The Chancellor unveiled a new savings account called the Lifetime ISA in his 2016 Budget. We look at what they are and you can benefit from them.
In the 2016/17 tax year, any adult can save up to £15,240 into an ISA.From April 2017, the allowance will increase to £20,000.
Contributions can be put into cash, shares, investment funds or a mix. However, Cash ISAs are a less attractive proposition due to a combination of low interest rates and the new Personal Savings Allowance that comes into effect in April 2016.
The new allowance means the first £1,000 of interest on all cash savings is free of tax for basic-rate taxpayers. That means a basic rate taxpayer could have £100,000 in the bank earning 1% before they started to pay interest. Even 40% taxpayers, who get a reduced £500 savings limit, could have £50,000 worth of savings.
How ISA taxation works
Contributions to ISAs are made from your taxed income, but savers can make tax-free withdrawals whenever they wish. It is the exact opposite of pensions, where contributions are made from gross pay (before tax), with withdrawals from age 55 being taxed – after the right to 25% tax-free cash.
The Lifetime ISA is designed to help first-time buyers and the self-employed to save for a pension. Although a workplace pension is still the most tax-efficient way to save.
It sits between a traditional ISA and a pension. Contributions come from your taxed income and the Government gives you a bonus if you keep your savings in until you use the money for a deposit on a first time home or turn 60.
For every £4 a lifetime ISA investor contributes, the Government will put in an additional £1.
Who qualifies for a Lifetime ISA
The new ISA will be available from April 2017 if you are under the age of 40.
You will be allowed to contribute a maximum £4,000 a tax year – with the Government topping up this amount by up to £1,000 a year until the plan holder hits age 50 when no more bonuses will be paid.
You will still able to put aside up to £16,000 into a conventional ISA too.
The Chancellor designed the savings plan for first time buyers and saving for retirement. So unlike standard ISAs that allow you to access money at any time without penalty, the Lifetime ISA comes with penalties if you withdraw early.
A 5% exit charge will be levied on any withdrawals made before age 60 – and not used to buy a first home – the Government will take away some of the bonus it has put into your Lifetime ISA account and any subsequent investment growth that bonus money has enjoyed.
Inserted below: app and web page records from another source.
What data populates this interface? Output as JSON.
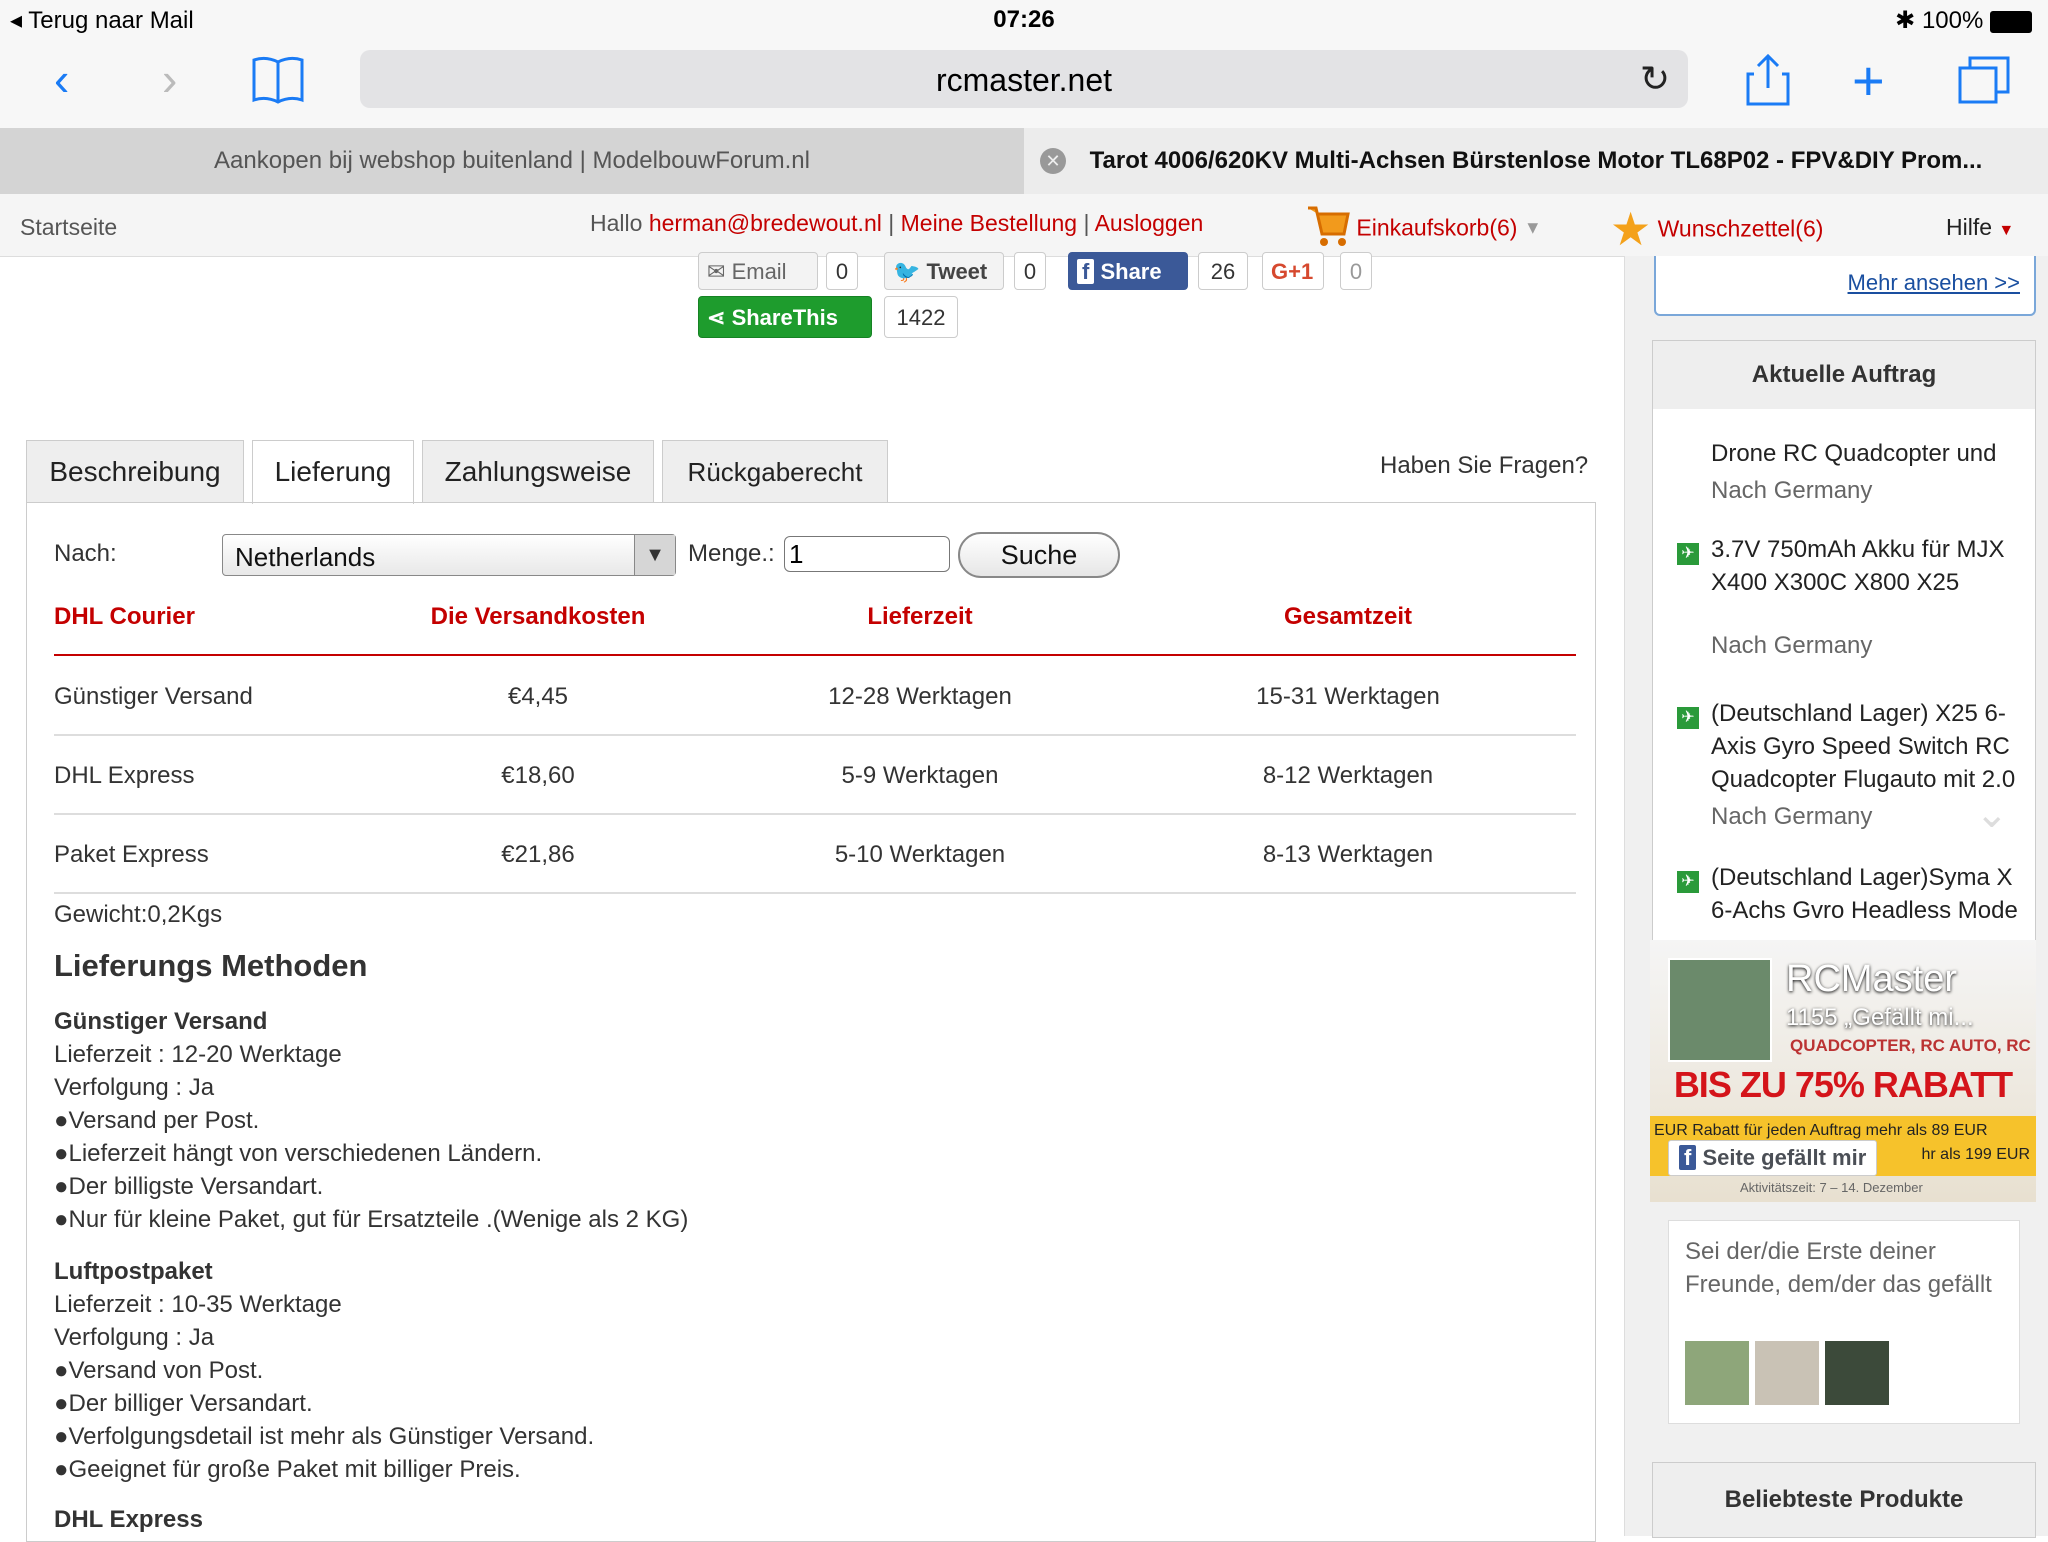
{
  "status": {
    "back_label": "Terug naar Mail",
    "time": "07:26",
    "battery": "100%"
  },
  "browser": {
    "url": "rcmaster.net",
    "tabs": [
      "Aankopen bij webshop buitenland | ModelbouwForum.nl",
      "Tarot 4006/620KV Multi-Achsen Bürstenlose Motor TL68P02 - FPV&DIY Prom..."
    ]
  },
  "site_header": {
    "home": "Startseite",
    "hello": "Hallo",
    "email": "herman@bredewout.nl",
    "orders": "Meine Bestellung",
    "logout": "Ausloggen",
    "cart": "Einkaufskorb(6)",
    "wishlist": "Wunschzettel(6)",
    "help": "Hilfe"
  },
  "share": {
    "email": "Email",
    "email_count": "0",
    "tweet": "Tweet",
    "tweet_count": "0",
    "fb": "Share",
    "fb_count": "26",
    "gplus": "G+1",
    "gplus_count": "0",
    "sharethis": "ShareThis",
    "sharethis_count": "1422"
  },
  "product_tabs": [
    "Beschreibung",
    "Lieferung",
    "Zahlungsweise",
    "Rückgaberecht"
  ],
  "questions": "Haben Sie Fragen?",
  "shipping_form": {
    "to_label": "Nach:",
    "country": "Netherlands",
    "qty_label": "Menge.:",
    "qty": "1",
    "search": "Suche"
  },
  "shipping_table": {
    "headers": [
      "DHL Courier",
      "Die Versandkosten",
      "Lieferzeit",
      "Gesamtzeit"
    ],
    "rows": [
      [
        "Günstiger Versand",
        "€4,45",
        "12-28 Werktagen",
        "15-31 Werktagen"
      ],
      [
        "DHL Express",
        "€18,60",
        "5-9 Werktagen",
        "8-12 Werktagen"
      ],
      [
        "Paket Express",
        "€21,86",
        "5-10 Werktagen",
        "8-13 Werktagen"
      ]
    ]
  },
  "weight": "Gewicht:0,2Kgs",
  "methods": {
    "title": "Lieferungs Methoden",
    "m1": {
      "name": "Günstiger Versand",
      "lines": [
        "Lieferzeit : 12-20 Werktage",
        "Verfolgung : Ja",
        "●Versand per Post.",
        "●Lieferzeit hängt von verschiedenen Ländern.",
        "●Der billigste Versandart.",
        "●Nur für kleine Paket, gut für Ersatzteile .(Wenige als 2 KG)"
      ]
    },
    "m2": {
      "name": "Luftpostpaket",
      "lines": [
        "Lieferzeit : 10-35 Werktage",
        "Verfolgung : Ja",
        "●Versand von Post.",
        "●Der billiger Versandart.",
        "●Verfolgungsdetail ist mehr als Günstiger Versand.",
        "●Geeignet für große Paket mit billiger Preis."
      ]
    },
    "m3": {
      "name": "DHL Express"
    }
  },
  "sidebar": {
    "more": "Mehr ansehen >>",
    "orders_title": "Aktuelle Auftrag",
    "orders": [
      {
        "lines": [
          "Drone RC Quadcopter und"
        ],
        "dest": "Nach Germany"
      },
      {
        "lines": [
          "3.7V 750mAh Akku für MJX",
          "X400 X300C X800 X25"
        ],
        "dest": "Nach Germany"
      },
      {
        "lines": [
          "(Deutschland Lager) X25 6-",
          "Axis Gyro Speed Switch RC",
          "Quadcopter Flugauto mit 2.0"
        ],
        "dest": "Nach Germany"
      },
      {
        "lines": [
          "(Deutschland Lager)Syma X",
          "6-Achs Gvro Headless Mode"
        ],
        "dest": ""
      }
    ],
    "fb_page": "RCMaster",
    "fb_likes": "1155 „Gefällt mi...",
    "banner_line": "QUADCOPTER, RC AUTO, RC",
    "banner_big": "BIS ZU 75% RABATT",
    "banner_small1": "EUR Rabatt für jeden Auftrag mehr als 89 EUR",
    "banner_small2": "hr als 199 EUR",
    "banner_date": "Aktivitätszeit: 7 – 14. Dezember",
    "fb_like_btn": "Seite gefällt mir",
    "fb_friends": "Sei der/die Erste deiner Freunde, dem/der das gefällt",
    "popular_title": "Beliebteste Produkte"
  },
  "colors": {
    "accent_red": "#c40000",
    "ios_blue": "#1a7bf5",
    "fb_blue": "#3b5998",
    "share_green": "#1e9c2d"
  }
}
So is a Lifetime ISA worth it?
The government bonus is the equivalent of a 25% interest rate on your savings. That’s incredible given current interest rates. You can also achieve interest and investment growth on top of that.
The tax treatment is beneficial too. Most pension schemes only let you take 25% of your pension pot tax-free, the Lifetime ISA enables you to take all of your savings tax-free after your 60th birthday.
Legal & General Investment Management estimates that a 25-year-old paying the maximum allowance of £4,000 a year into the new ISA could end up with a tax free retirement pot at 60 worth around £416,000. This is based on £1,000 added a year by the government and assuming 5% annual fund growth.
Is it better than a pension scheme?
Choosing ISAs over pensions can be a good choice if you are a younger saver, because it can be accessed before your retirement. The Lifetime ISA makes this choice easier, especially if you are saving to buy your first home.
It is a good option if your are self-employed too, as you won’t be receiving contributions into a workplace pension.
A pension is still the most tax-efficient way to save for retirement, even for under 40’s, as they come with tax relief on your contributions from the government and employer contributions.
Who should steer clear of the Lifetime ISA?
Lifetime ISAs cash cannot be put towards buying a home if you already own one, its for first time buyers. If you think you will need your cash before you are 60 other than to buy your first home, you will lose the government bonuses, plus interest and growth on your savings and be hit with the 5% penalty.
Who could benefit most?
It’s good news if you are a parent and want to help your children in a tax efficient way. You could put the equivalent of your Inheritance Tax annual allowance into the lifetime ISA and this would not be subject to inheritance tax. You can do this now with a pension, but your child can’t access the money except when they retire.